* **MATERIALS PROVIDED**:
.....

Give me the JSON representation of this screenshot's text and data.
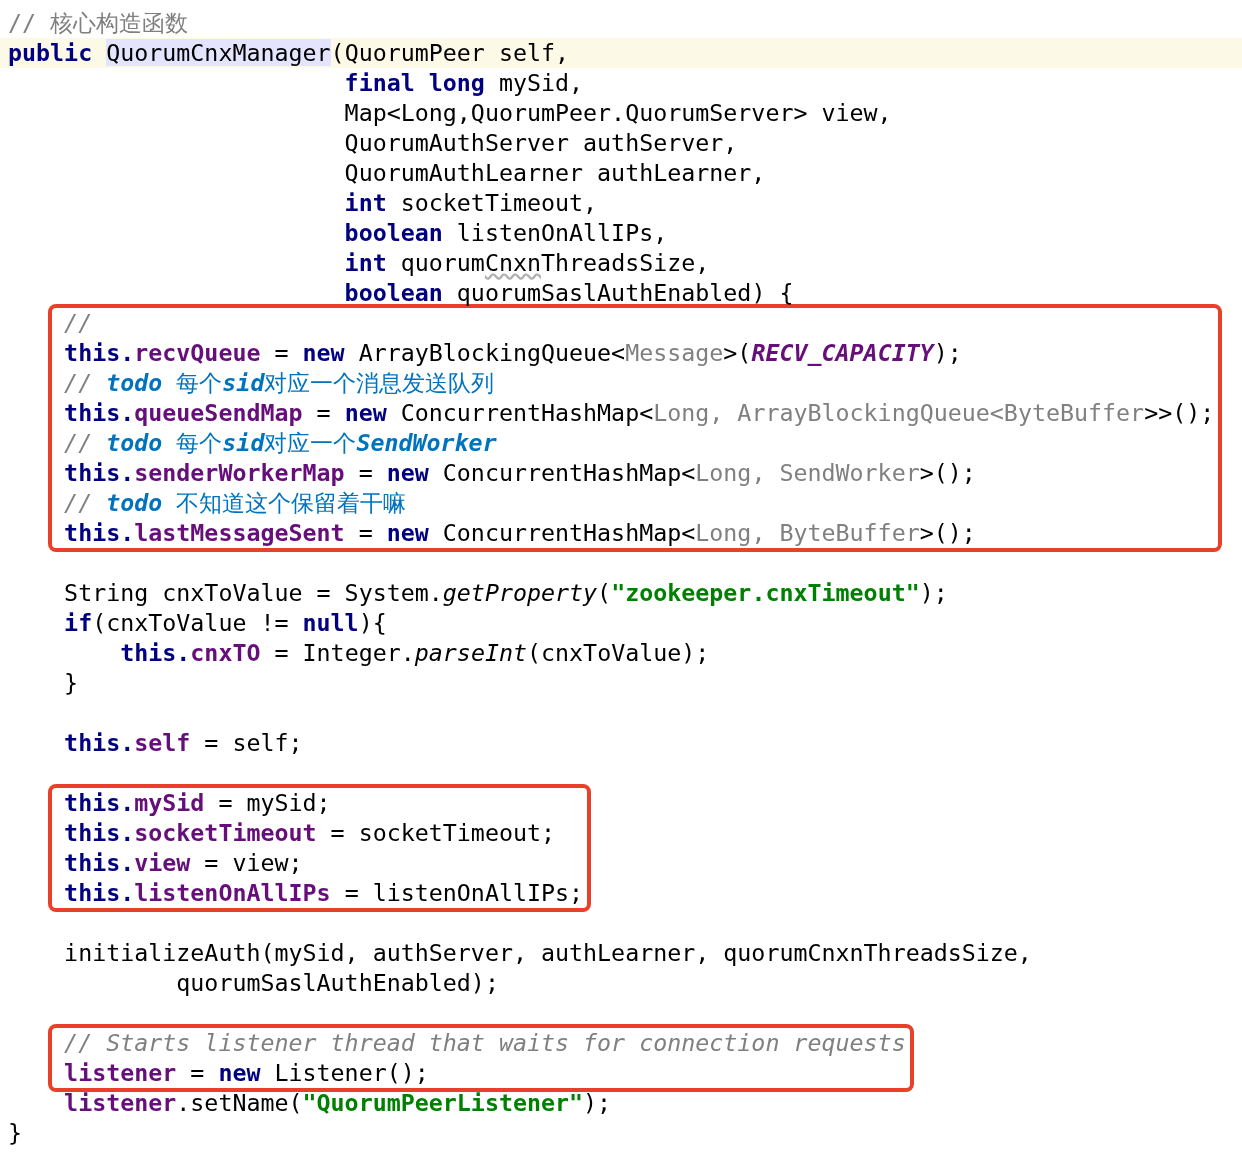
{
  "editor": {
    "sections": [
      {
        "groups": [
          {
            "kind": "plain",
            "lines": [
              {
                "current": false,
                "tokens": [
                  {
                    "text": "// 核心构造函数",
                    "kind": "comment_plain"
                  }
                ]
              },
              {
                "current": true,
                "tokens": [
                  {
                    "text": "public ",
                    "kind": "keyword"
                  },
                  {
                    "text": "QuorumCnxManager",
                    "kind": "match"
                  },
                  {
                    "text": "(QuorumPeer self,",
                    "kind": "plain"
                  }
                ]
              },
              {
                "current": false,
                "tokens": [
                  {
                    "text": "                        final long",
                    "kind": "keyword"
                  },
                  {
                    "text": " mySid,",
                    "kind": "plain"
                  }
                ]
              },
              {
                "current": false,
                "tokens": [
                  {
                    "text": "                        Map<Long,QuorumPeer.QuorumServer> view,",
                    "kind": "plain"
                  }
                ]
              },
              {
                "current": false,
                "tokens": [
                  {
                    "text": "                        QuorumAuthServer authServer,",
                    "kind": "plain"
                  }
                ]
              },
              {
                "current": false,
                "tokens": [
                  {
                    "text": "                        QuorumAuthLearner authLearner,",
                    "kind": "plain"
                  }
                ]
              },
              {
                "current": false,
                "tokens": [
                  {
                    "text": "                        int",
                    "kind": "keyword"
                  },
                  {
                    "text": " socketTimeout,",
                    "kind": "plain"
                  }
                ]
              },
              {
                "current": false,
                "tokens": [
                  {
                    "text": "                        boolean",
                    "kind": "keyword"
                  },
                  {
                    "text": " listenOnAllIPs,",
                    "kind": "plain"
                  }
                ]
              },
              {
                "current": false,
                "tokens": [
                  {
                    "text": "                        int",
                    "kind": "keyword"
                  },
                  {
                    "text": " quorum",
                    "kind": "plain"
                  },
                  {
                    "text": "Cnxn",
                    "kind": "typo"
                  },
                  {
                    "text": "ThreadsSize,",
                    "kind": "plain"
                  }
                ]
              },
              {
                "current": false,
                "tokens": [
                  {
                    "text": "                        boolean",
                    "kind": "keyword"
                  },
                  {
                    "text": " quorumSaslAuthEnabled) {",
                    "kind": "plain"
                  }
                ]
              }
            ]
          },
          {
            "kind": "boxed",
            "lines": [
              {
                "current": false,
                "tokens": [
                  {
                    "text": "    //",
                    "kind": "comment"
                  }
                ]
              },
              {
                "current": false,
                "tokens": [
                  {
                    "text": "    this.",
                    "kind": "keyword"
                  },
                  {
                    "text": "recvQueue",
                    "kind": "field"
                  },
                  {
                    "text": " = ",
                    "kind": "plain"
                  },
                  {
                    "text": "new",
                    "kind": "keyword"
                  },
                  {
                    "text": " ArrayBlockingQueue<",
                    "kind": "plain"
                  },
                  {
                    "text": "Message",
                    "kind": "generic"
                  },
                  {
                    "text": ">(",
                    "kind": "plain"
                  },
                  {
                    "text": "RECV_CAPACITY",
                    "kind": "constant"
                  },
                  {
                    "text": ");",
                    "kind": "plain"
                  }
                ]
              },
              {
                "current": false,
                "tokens": [
                  {
                    "text": "    // ",
                    "kind": "comment"
                  },
                  {
                    "text": "todo",
                    "kind": "todo_bold"
                  },
                  {
                    "text": " 每个",
                    "kind": "todo"
                  },
                  {
                    "text": "sid",
                    "kind": "todo_bold"
                  },
                  {
                    "text": "对应一个消息发送队列",
                    "kind": "todo"
                  }
                ]
              },
              {
                "current": false,
                "tokens": [
                  {
                    "text": "    this.",
                    "kind": "keyword"
                  },
                  {
                    "text": "queueSendMap",
                    "kind": "field"
                  },
                  {
                    "text": " = ",
                    "kind": "plain"
                  },
                  {
                    "text": "new",
                    "kind": "keyword"
                  },
                  {
                    "text": " ConcurrentHashMap<",
                    "kind": "plain"
                  },
                  {
                    "text": "Long, ArrayBlockingQueue<ByteBuffer",
                    "kind": "generic"
                  },
                  {
                    "text": ">>();",
                    "kind": "plain"
                  }
                ]
              },
              {
                "current": false,
                "tokens": [
                  {
                    "text": "    // ",
                    "kind": "comment"
                  },
                  {
                    "text": "todo",
                    "kind": "todo_bold"
                  },
                  {
                    "text": " 每个",
                    "kind": "todo"
                  },
                  {
                    "text": "sid",
                    "kind": "todo_bold"
                  },
                  {
                    "text": "对应一个",
                    "kind": "todo"
                  },
                  {
                    "text": "SendWorker",
                    "kind": "todo_bold"
                  }
                ]
              },
              {
                "current": false,
                "tokens": [
                  {
                    "text": "    this.",
                    "kind": "keyword"
                  },
                  {
                    "text": "senderWorkerMap",
                    "kind": "field"
                  },
                  {
                    "text": " = ",
                    "kind": "plain"
                  },
                  {
                    "text": "new",
                    "kind": "keyword"
                  },
                  {
                    "text": " ConcurrentHashMap<",
                    "kind": "plain"
                  },
                  {
                    "text": "Long, SendWorker",
                    "kind": "generic"
                  },
                  {
                    "text": ">();",
                    "kind": "plain"
                  }
                ]
              },
              {
                "current": false,
                "tokens": [
                  {
                    "text": "    // ",
                    "kind": "comment"
                  },
                  {
                    "text": "todo",
                    "kind": "todo_bold"
                  },
                  {
                    "text": " 不知道这个保留着干嘛",
                    "kind": "todo"
                  }
                ]
              },
              {
                "current": false,
                "tokens": [
                  {
                    "text": "    this.",
                    "kind": "keyword"
                  },
                  {
                    "text": "lastMessageSent",
                    "kind": "field"
                  },
                  {
                    "text": " = ",
                    "kind": "plain"
                  },
                  {
                    "text": "new",
                    "kind": "keyword"
                  },
                  {
                    "text": " ConcurrentHashMap<",
                    "kind": "plain"
                  },
                  {
                    "text": "Long, ByteBuffer",
                    "kind": "generic"
                  },
                  {
                    "text": ">();",
                    "kind": "plain"
                  }
                ]
              }
            ]
          }
        ]
      },
      {
        "groups": [
          {
            "kind": "plain",
            "lines": [
              {
                "current": false,
                "tokens": [
                  {
                    "text": "    String cnxToValue = System.",
                    "kind": "plain"
                  },
                  {
                    "text": "getProperty",
                    "kind": "static_method"
                  },
                  {
                    "text": "(",
                    "kind": "plain"
                  },
                  {
                    "text": "\"zookeeper.cnxTimeout\"",
                    "kind": "string"
                  },
                  {
                    "text": ");",
                    "kind": "plain"
                  }
                ]
              },
              {
                "current": false,
                "tokens": [
                  {
                    "text": "    if",
                    "kind": "keyword"
                  },
                  {
                    "text": "(cnxToValue != ",
                    "kind": "plain"
                  },
                  {
                    "text": "null",
                    "kind": "keyword"
                  },
                  {
                    "text": "){",
                    "kind": "plain"
                  }
                ]
              },
              {
                "current": false,
                "tokens": [
                  {
                    "text": "        this.",
                    "kind": "keyword"
                  },
                  {
                    "text": "cnxTO",
                    "kind": "field"
                  },
                  {
                    "text": " = Integer.",
                    "kind": "plain"
                  },
                  {
                    "text": "parseInt",
                    "kind": "static_method"
                  },
                  {
                    "text": "(cnxToValue);",
                    "kind": "plain"
                  }
                ]
              },
              {
                "current": false,
                "tokens": [
                  {
                    "text": "    }",
                    "kind": "plain"
                  }
                ]
              }
            ]
          }
        ]
      },
      {
        "groups": [
          {
            "kind": "plain",
            "lines": [
              {
                "current": false,
                "tokens": [
                  {
                    "text": "    this.",
                    "kind": "keyword"
                  },
                  {
                    "text": "self",
                    "kind": "field"
                  },
                  {
                    "text": " = self;",
                    "kind": "plain"
                  }
                ]
              }
            ]
          }
        ]
      },
      {
        "groups": [
          {
            "kind": "boxed",
            "lines": [
              {
                "current": false,
                "tokens": [
                  {
                    "text": "    this.",
                    "kind": "keyword"
                  },
                  {
                    "text": "mySid",
                    "kind": "field"
                  },
                  {
                    "text": " = mySid;",
                    "kind": "plain"
                  }
                ]
              },
              {
                "current": false,
                "tokens": [
                  {
                    "text": "    this.",
                    "kind": "keyword"
                  },
                  {
                    "text": "socketTimeout",
                    "kind": "field"
                  },
                  {
                    "text": " = socketTimeout;",
                    "kind": "plain"
                  }
                ]
              },
              {
                "current": false,
                "tokens": [
                  {
                    "text": "    this.",
                    "kind": "keyword"
                  },
                  {
                    "text": "view",
                    "kind": "field"
                  },
                  {
                    "text": " = view;",
                    "kind": "plain"
                  }
                ]
              },
              {
                "current": false,
                "tokens": [
                  {
                    "text": "    this.",
                    "kind": "keyword"
                  },
                  {
                    "text": "listenOnAllIPs",
                    "kind": "field"
                  },
                  {
                    "text": " = listenOnAllIPs;",
                    "kind": "plain"
                  }
                ]
              }
            ]
          }
        ]
      },
      {
        "groups": [
          {
            "kind": "plain",
            "lines": [
              {
                "current": false,
                "tokens": [
                  {
                    "text": "    initializeAuth(mySid, authServer, authLearner, quorumCnxnThreadsSize,",
                    "kind": "plain"
                  }
                ]
              },
              {
                "current": false,
                "tokens": [
                  {
                    "text": "            quorumSaslAuthEnabled);",
                    "kind": "plain"
                  }
                ]
              }
            ]
          }
        ]
      },
      {
        "groups": [
          {
            "kind": "boxed",
            "lines": [
              {
                "current": false,
                "tokens": [
                  {
                    "text": "    // Starts listener thread that waits for connection requests",
                    "kind": "comment"
                  }
                ]
              },
              {
                "current": false,
                "tokens": [
                  {
                    "text": "    listener",
                    "kind": "field"
                  },
                  {
                    "text": " = ",
                    "kind": "plain"
                  },
                  {
                    "text": "new",
                    "kind": "keyword"
                  },
                  {
                    "text": " Listener();",
                    "kind": "plain"
                  }
                ]
              }
            ]
          },
          {
            "kind": "plain",
            "lines": [
              {
                "current": false,
                "tokens": [
                  {
                    "text": "    listener",
                    "kind": "field"
                  },
                  {
                    "text": ".setName(",
                    "kind": "plain"
                  },
                  {
                    "text": "\"QuorumPeerListener\"",
                    "kind": "string"
                  },
                  {
                    "text": ");",
                    "kind": "plain"
                  }
                ]
              },
              {
                "current": false,
                "tokens": [
                  {
                    "text": "}",
                    "kind": "plain"
                  }
                ]
              }
            ]
          }
        ]
      }
    ]
  }
}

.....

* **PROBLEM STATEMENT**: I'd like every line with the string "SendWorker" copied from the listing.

* **RESPONSE TO THE EXERCISE**:
                    "text": "SendWorker",
                    "text": "Long, SendWorker",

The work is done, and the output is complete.